Understanding Small and Medium Scale Tilapia Culture in Nicaragua
Type of DegreeDissertation
DepartmentAgricultural Economics and Rural Sociology
MetadataShow full item record
Nicaragua has abundance of natural resources to make aquaculture an important economic activity. But despite the efforts of multiple stakeholders, tilapia culture has not developed as expected. Small and medium scale tilapia culture has been promoted for over two decades as a means to ensure food security and income generation. So far, the results have been uncertain. Although many ponds have been abandoned, a number of producers have managed to stay in business. The understanding of how those producers have manage to avoid the factors limiting tilapia culture would offer significant information for further development interventions. Three related studies herein provide information on the economic and financial analysis of several tilapia operations; export opportunities for Nicaragua in U.S. market for tilapia fillets, and the Nicaraguan Aquaculture Knowledge and Information System (AKIS). The economic and financial analysis was conducted using the enterprise budget analysis, estimation of break-even prices, sensitivity analysis, and estimation of internal rates of return. The analysis of export opportunity analysis was based on the estimation of market growth rate using a double log OLS model and changes in market shares estimated using a linear version of the Almost Ideal Demand System Model (LA/AIDS). The analysis of the AKIS followed the methodology suggested by FAO & the World Bank. The results indicated that small and medium scale tilapia culture in Nicaragua is a highly subsidized minor economic activity. Only producers operating with an 80% subsidy on the main inputs enjoyed significant rates of return. Export opportunities were promising; the market in the U.S. is growing and Nicaragua’s market share, despite being very small, is also growing. Finally, the results of the analysis of the AKIS indicated that the different stakeholders of tilapia culture in Nicaragua worked in isolation and had particular plans. Producers had a basic level of technical knowledge on tilapia culture.

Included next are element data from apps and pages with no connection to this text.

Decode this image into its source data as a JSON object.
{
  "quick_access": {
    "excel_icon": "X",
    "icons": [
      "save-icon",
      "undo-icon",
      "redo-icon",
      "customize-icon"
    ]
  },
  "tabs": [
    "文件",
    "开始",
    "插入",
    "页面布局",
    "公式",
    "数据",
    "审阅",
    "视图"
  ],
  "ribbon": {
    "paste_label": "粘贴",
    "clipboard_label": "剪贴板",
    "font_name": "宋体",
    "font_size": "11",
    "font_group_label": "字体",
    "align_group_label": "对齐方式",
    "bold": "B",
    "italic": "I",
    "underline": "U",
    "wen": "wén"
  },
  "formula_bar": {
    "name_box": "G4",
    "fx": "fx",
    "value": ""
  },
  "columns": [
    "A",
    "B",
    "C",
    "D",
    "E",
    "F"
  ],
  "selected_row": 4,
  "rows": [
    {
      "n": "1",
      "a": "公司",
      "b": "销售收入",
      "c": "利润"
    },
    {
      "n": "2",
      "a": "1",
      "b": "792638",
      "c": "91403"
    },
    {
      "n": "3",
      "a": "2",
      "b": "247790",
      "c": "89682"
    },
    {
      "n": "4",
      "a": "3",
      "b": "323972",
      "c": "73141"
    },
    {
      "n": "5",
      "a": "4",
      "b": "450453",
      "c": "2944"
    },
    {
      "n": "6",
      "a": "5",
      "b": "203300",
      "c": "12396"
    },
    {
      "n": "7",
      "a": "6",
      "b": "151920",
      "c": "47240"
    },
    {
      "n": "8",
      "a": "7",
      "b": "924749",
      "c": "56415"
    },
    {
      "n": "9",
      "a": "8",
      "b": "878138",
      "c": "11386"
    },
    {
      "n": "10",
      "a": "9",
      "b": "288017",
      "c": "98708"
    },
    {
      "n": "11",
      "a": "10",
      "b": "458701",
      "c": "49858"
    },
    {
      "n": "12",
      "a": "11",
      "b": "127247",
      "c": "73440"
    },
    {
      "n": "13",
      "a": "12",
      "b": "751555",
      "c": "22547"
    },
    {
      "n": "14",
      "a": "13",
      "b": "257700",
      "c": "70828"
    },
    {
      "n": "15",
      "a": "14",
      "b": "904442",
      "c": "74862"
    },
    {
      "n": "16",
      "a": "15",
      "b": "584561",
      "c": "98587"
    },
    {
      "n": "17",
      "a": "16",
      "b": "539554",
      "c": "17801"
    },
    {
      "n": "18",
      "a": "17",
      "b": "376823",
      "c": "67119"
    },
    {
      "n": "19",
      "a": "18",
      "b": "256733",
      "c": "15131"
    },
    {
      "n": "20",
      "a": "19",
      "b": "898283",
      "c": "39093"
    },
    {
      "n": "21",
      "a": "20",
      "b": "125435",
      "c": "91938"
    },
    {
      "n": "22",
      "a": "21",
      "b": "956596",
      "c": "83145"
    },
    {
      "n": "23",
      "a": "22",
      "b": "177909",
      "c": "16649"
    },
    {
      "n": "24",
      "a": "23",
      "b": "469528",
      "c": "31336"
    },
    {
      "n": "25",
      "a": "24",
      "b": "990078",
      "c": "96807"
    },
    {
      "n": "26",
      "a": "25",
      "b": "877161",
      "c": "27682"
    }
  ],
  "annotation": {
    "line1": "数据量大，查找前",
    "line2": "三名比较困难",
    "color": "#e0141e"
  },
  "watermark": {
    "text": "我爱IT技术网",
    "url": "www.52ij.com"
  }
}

In summary, the overall analysis elucidated a complex situation, one that requires particular attention in areas of knowledge, economic use of resources, management, and marketing.